9/11 and True Adventism



Without a doubt, the aerial attack on the Twin Towers in Manhattan on September 11, 2001, was one of the most impactful and far-reaching tragedies in modern times.  The ineffable visual of charcoal billows emanating from gaping apertures in the slim steel skyscrapers still haunts millions of psyches a decade later.  The thousands of innocent dead and the residual trauma their deaths visited upon relatives, friends, and the wider nation and world are immeasurable.  Also incalculable are the casualties of the warfare, hostilities, panic, depression, terror and stresses that all congregated to form a nightmarish sequelae to the dark morning of 9/11.

In the United States, Americans’ immediate reactions to the attacks were varied.  Many wept. Many despaired. Many fretted. Many were paralyzed. Some doubted.  Some gawked. Some rejoiced. Some hid.

The reactions among Seventh-day Adventists in the United States undoubtedly mirrored those of their fellow citizens, but with an important twist.  Adventists experienced the pain and distress from loss of human lives and the extensive mayhem that the attacks wrought, but saw more: the spiritual ramifications of such unbridled malevolence.  Specifically, 9/11 was an omen of the end of the world, a day that ushered in almost universal terror, incessant warfare, economic turmoil and fractious hatred.
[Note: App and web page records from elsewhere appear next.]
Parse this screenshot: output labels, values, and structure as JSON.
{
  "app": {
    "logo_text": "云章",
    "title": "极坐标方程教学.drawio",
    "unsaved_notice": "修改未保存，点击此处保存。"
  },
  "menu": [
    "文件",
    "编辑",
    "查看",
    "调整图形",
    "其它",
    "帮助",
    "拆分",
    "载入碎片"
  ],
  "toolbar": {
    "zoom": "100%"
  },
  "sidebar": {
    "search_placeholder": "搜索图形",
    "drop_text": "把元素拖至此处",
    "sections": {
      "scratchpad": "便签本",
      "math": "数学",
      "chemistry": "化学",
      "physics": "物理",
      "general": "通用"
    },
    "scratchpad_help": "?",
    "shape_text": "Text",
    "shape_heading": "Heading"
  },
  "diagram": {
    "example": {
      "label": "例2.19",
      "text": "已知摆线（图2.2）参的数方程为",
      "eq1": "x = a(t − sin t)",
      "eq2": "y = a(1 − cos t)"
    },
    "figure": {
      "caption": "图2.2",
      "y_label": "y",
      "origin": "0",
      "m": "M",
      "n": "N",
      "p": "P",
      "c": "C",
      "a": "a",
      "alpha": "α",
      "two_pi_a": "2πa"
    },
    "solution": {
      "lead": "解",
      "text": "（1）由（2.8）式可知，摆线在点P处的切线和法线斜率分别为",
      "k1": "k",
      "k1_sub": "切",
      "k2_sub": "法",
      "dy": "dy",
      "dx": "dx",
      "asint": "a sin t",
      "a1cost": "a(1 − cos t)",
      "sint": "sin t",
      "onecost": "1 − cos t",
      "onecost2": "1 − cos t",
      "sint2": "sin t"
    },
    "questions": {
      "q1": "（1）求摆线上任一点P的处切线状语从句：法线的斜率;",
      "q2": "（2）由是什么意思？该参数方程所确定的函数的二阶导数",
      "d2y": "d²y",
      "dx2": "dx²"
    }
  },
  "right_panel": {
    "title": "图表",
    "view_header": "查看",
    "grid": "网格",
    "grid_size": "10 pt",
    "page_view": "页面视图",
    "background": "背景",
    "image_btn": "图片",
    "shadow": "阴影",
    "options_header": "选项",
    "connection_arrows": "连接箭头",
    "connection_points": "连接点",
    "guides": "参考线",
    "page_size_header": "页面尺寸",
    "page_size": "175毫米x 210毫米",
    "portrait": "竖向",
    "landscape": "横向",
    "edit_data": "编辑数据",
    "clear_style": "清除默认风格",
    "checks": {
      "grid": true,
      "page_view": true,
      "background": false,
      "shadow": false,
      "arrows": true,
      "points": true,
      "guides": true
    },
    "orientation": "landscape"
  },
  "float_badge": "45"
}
But a group of young people from a small college in Huntsville, Alabama, truly reflected the spirit of Adventism in their response to 9/11.  No sooner had the commandeered planes connected to the steel and glass of One World Trade Center than Dr. Anthony Paul and a dozen students from a group called the National Association for the Prevention of Starvation (NAPS) at Oakwood University filed into cars and drove 24 hours non-stop to New York City with no other plan than to be there and do whatever they could for those suffering. 

Upon NAPS's arrival, after miraculously being allowed in to the cordoned-off perimeters marking the devastation, the Oakwoodites marched, played music, hugged, and prayed for the disconsolate amid the unspeakable backdrop of smoke and rubble and death.  Quietly, humbly, but with dignity and courage, the youth of NAPS showed a world in unspeakable pain not only what Adventism was really about, but what the heart of Jesus was really about.

As time progresses and calamity and devastation mount--which they inevitably will--Seventh-day Adventists are in a prime position to be frontrunners in alleviating and ministering to the precious people ravaged by nature and humanity's caprice.  Adventists are in such a position simply because of the good news they have been mercifully entrusted with of a Savior who loves and cares, a Savior who is right now laying the careful foundation for a glorious and final termination of suffering, destruction, misery and death.  It is this realization that spurs God’s people to help with hope, to assist with assurance, to minister with a message.    

-Benjamin Baker